The cyber-attacks differ in size and scope, but they all have in common that they disrupt Ukrainian society and cause damages worth billions of dollars to businesses. Following an attack, security researchers worldwide are investigating the attacks. By discovering the operating mechanism at an early stage, they can minimise the damage – and possibly prevent victims from falling in other corners of the world. Their various investigations always lead to the same conclusion: these attacks are the work of sophisticated hackers, who sometimes hide in vulnerable systems for years before unleashing an uncontrollable chain reaction with the flick of a finger.

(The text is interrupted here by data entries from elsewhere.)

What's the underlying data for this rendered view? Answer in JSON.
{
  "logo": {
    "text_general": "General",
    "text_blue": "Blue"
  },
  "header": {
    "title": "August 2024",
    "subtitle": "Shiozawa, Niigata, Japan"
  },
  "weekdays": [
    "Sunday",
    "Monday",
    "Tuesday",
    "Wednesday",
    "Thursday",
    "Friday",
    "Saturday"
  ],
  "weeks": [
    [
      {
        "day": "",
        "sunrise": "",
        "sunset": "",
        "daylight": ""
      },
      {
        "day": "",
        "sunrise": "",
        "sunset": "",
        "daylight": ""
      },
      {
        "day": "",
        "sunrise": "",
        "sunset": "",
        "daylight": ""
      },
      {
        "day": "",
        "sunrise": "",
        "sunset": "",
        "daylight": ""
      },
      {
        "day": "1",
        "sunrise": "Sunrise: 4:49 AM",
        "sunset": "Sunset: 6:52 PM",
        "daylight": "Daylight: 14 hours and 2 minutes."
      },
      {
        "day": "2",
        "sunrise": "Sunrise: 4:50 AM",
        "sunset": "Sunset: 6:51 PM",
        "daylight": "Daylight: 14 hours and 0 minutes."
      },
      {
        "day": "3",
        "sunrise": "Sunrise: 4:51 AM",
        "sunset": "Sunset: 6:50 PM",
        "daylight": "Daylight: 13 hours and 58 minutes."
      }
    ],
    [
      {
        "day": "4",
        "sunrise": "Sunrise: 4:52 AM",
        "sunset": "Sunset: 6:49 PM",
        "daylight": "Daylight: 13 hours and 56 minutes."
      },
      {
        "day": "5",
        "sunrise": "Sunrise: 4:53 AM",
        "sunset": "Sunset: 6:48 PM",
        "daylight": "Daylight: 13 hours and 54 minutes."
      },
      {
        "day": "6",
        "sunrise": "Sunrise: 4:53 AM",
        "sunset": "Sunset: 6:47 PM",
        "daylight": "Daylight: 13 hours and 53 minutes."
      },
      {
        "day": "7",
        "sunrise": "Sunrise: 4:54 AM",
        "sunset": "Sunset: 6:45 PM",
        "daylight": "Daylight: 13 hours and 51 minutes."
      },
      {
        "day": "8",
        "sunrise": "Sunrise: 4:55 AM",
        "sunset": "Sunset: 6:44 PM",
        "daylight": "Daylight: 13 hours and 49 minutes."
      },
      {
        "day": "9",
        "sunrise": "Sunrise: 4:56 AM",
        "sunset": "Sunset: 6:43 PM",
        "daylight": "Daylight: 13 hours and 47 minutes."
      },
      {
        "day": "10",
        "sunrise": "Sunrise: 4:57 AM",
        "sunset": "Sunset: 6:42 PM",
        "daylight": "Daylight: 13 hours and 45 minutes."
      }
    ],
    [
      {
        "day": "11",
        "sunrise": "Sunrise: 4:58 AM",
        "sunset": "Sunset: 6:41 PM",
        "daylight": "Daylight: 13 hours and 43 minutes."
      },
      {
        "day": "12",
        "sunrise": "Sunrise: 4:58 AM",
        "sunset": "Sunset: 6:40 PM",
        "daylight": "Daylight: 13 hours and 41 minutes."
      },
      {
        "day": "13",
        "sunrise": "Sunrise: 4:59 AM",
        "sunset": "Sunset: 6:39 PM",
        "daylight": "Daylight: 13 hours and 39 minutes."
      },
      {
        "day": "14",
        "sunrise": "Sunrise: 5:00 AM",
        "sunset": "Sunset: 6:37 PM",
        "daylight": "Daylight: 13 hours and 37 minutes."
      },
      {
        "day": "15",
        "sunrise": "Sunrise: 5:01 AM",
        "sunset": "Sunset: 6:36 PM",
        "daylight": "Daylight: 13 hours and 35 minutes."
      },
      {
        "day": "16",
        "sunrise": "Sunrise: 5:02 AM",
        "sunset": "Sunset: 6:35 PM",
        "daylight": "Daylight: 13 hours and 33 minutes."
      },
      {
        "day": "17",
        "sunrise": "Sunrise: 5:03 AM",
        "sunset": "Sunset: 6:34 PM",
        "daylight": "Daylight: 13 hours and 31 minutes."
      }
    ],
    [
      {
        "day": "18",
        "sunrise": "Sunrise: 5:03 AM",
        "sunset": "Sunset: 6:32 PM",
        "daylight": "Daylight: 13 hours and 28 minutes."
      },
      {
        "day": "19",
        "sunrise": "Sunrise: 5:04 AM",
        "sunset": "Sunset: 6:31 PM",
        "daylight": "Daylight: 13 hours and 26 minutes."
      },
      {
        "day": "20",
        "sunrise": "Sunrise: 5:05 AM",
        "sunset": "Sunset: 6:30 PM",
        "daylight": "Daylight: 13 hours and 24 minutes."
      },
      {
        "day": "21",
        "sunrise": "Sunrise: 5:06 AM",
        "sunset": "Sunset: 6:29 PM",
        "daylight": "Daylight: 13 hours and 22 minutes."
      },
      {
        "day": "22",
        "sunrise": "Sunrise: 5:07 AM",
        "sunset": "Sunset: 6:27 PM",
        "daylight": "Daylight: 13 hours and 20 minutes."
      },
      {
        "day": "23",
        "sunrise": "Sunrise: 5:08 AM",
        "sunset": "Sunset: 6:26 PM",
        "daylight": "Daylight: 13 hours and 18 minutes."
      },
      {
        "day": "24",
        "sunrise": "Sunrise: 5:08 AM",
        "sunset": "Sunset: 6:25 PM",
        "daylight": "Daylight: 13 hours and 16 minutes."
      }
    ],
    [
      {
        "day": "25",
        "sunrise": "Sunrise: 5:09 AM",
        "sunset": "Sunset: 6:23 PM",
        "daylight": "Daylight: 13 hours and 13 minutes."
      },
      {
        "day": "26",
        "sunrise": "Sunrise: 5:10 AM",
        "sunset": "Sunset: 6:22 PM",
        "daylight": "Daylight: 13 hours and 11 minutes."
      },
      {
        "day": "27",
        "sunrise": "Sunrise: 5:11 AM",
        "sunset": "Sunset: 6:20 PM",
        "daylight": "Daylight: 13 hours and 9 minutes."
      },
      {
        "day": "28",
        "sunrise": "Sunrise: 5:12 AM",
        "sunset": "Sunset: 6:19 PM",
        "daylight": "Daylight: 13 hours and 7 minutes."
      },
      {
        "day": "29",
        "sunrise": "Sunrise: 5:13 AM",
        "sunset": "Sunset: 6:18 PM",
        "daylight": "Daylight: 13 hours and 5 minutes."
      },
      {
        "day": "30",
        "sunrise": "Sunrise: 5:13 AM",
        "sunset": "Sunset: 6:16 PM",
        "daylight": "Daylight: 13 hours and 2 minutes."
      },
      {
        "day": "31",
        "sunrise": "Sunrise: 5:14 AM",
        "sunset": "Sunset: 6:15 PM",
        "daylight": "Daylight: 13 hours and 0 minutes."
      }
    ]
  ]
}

Photo AFP, Johannes Eisele

These hackers are located within the Russian sphere of influence. However, it sometimes remains unclear whether they operate independently or receive their instructions directly from the Kremlin. What is certain is that the Russians benefit from disruption in their neighbouring country – and protect hackers who try this on their soil.

Digital battlefield

In the past decade, the many –and often far-reaching– cyberattacks have shown that the Ukrainian infrastructure knows no secrets to Russian hackers. Moreover, the security of the systems, which were often also outdated, proved frankly inadequate. Much has changed since then, although it remains a matter of time until the next attack brings society (partly) to a standstill.

Especially in times of military tension, this entails great risks. Hackers can not only disable Ukrainian weapon systems –thus robbing the country of its defence mechanisms– but amid the clash of arms, even a tiny cyberattack could ignite a fire.

Photo EPA, Ritchie B. Tongo

The mere fact that Russian cybercriminals are also targeting neighbouring countries is not reassuring either. In recent years, Estonia –and Lithuania– also fell victim to cyberattacks. Initially launched in Ukraine, attacks spread quickly to other countries via the internet networks. In 2017, for example, a ransomware attack called Petya spread to countries including France, Germany, Poland and the US. The ransomware was powerful enough to bring down entire energy companies, petrol stations and banks. One more such action on Ukrainian soil and the “digital guerrilla war” could turn into an explosion of violence in the cybersphere.

This article was published previously in the Dutch Reformatorisch Dagblad on January 29th 2021



Subscribe for an update, and receive a documentary and e-book for free.

Choose your subscriptions*

You may subscribe to multiple lists.